How Today’s Streaming Wars Could Rewrite The Playlists Of The Future
If something doesn’t exist on the internet, did it ever exist?
In 2001, for reasons unknown, Warner Music released a 15-song hip-hop and R&B tribute to Phil Collins. The project was called Urban Renewal, and it featured a Brandy and Ray J duet of “Another Day In Paradise” and a Lil Kim rendition of “In The Air Tonight” produced by Clark Kent. And if you happened to miss that odd moment in pop music, you’d likely have no idea that ODB once recorded a version of “Sussudio” or that Montell Jordan tried his hand at “Against All Odds” — the album is not on TIDAL, Apple Music, or Spotify. In fact, aside from a meager Wikipedia entry and a few unauthorized, low-quality rips uploaded to YouTube, there is very little proof of Urban Renewal’s existence at all.
There’s likely a reasonable explanation for its absence from streaming services: the cost of transferring sample clearances from a physical album to a digital download can be exorbitant, and arguably not worth it for an album like Urban Renewal. But in the major shift from physical to digital, there are entire cultural touchstones from my childhood and adolescence that feel like they’ve been similarly erased, by virtue of not being easily accessible online. If something doesn’t exist on the internet, I now often wonder, did it ever exist?
These days, it feels like an equally significant change in media and culture consumption is under way, under the guise of the ongoing battle between Apple Music and TIDAL. As they compete via exclusive releases — TIDAL had dibs on Kanye West’s The Life of Pablo and said that it will be the only place where Beyoncé’s Lemonade can be streamed legally, in perpetuity, while Apple Music has had exclusivity on projects by Drake and Future and will debut Frank Ocean’s Boys Don’t Cry later this week — there’s more at stake than simply winning over customers and maximizing profits. I fear the cold war between the two streaming giants could mean tech companies will have the power to determine which music is preserved, archived, and remembered. (Jay Z said as much in his verse on this summer’s “All The Way Up” remix, rapping, Prince left his masters where they safe and sound/ We never gonna let the elevator take him down.) In the same way that, for example, the video for The Roots’s 1999 song “What You Want” did not survive the digitization of the past decade, some of my favorite SoundCloud loosies — A’won Boyz’s afrotrap “Commas” remix and Belly Squad’s “#Banana” — might not exist past this epoch, other than as fuzzy relics on YouTube.
Though Apple Music and TIDAL collectively have fewer subscribers than Spotify, their practices and strategy are redefining the future of the music industry.
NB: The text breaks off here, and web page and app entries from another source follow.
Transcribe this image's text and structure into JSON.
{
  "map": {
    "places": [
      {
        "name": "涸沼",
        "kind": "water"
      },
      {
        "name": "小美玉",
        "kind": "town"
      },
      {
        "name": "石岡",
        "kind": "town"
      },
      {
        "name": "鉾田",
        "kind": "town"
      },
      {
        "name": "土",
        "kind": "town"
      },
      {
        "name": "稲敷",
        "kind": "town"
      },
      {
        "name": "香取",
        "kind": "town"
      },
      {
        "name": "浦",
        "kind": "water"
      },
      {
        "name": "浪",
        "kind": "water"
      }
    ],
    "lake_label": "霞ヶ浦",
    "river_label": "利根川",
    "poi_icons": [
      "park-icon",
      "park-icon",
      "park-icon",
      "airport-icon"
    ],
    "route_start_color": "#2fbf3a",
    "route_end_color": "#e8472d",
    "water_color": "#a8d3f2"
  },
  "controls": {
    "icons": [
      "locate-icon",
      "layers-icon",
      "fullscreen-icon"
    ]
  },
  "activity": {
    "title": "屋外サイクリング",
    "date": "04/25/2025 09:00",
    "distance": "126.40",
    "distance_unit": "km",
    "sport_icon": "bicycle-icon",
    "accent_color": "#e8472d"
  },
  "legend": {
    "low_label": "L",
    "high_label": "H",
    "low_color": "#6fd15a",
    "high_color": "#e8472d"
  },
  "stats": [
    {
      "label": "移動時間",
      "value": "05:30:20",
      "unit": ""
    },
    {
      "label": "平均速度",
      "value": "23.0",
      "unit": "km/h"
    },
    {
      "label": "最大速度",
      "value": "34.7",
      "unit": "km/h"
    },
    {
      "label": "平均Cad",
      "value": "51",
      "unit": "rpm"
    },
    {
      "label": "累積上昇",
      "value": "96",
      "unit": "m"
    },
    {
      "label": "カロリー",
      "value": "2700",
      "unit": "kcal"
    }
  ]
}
As their mandates increasingly overlap with the role historically played by major labels — releasing and promoting albums but also helping to underwrite and offering guidance on the production of videos like “Hotline Bling” and The Weeknd’s “Can’t Feel My Face” — they have not only the power to control cultural narratives but also the incentive to do so. And so the more pay-to-play streaming platforms become entrenched, the more they will be able to use the promise of human-led curation to determine what does and doesn’t get to have a formal legacy within their walls. In the same way that winners write the history books, so too will they write the playlists of the future.
The SoundCloud-to-riches music discovery phenomenon that once made the internet seem like it could fulfill its democratic promise, for instance, has lost its hold. Instead, costly obstacles like licensing and targeted marketing are more easily navigated by artists backed by Apple Music and TIDAL; the obscure will remain unknown and unpaid while the famous get more famous — and wealthy. This past weekend, Kanye, a TIDAL co-owner, posted a series of tweets asking for a ceasefire of sorts. “This Tidal Apple beef is fucking up the music game,” he said. “Apple give Jay his check for Tidal now and stop trying to act like you Steve.” Within the next couple of days, Kanye had teased the possibility of a collaborative album with Apple Music ambassador Drake, and Frank Ocean made the pseudo-announcement of his forthcoming album via a video loop that required Safari, Apple’s proprietary web browser. “Fuck all this dick swinging contest. We all gon be dead in 100 Years. Let the kids have the music,” Kanye wrote on Twitter. Kanye’s right — “the kids” should have unfettered access to art. But what about the music that doesn’t make it into Apple and TIDAL in the first place?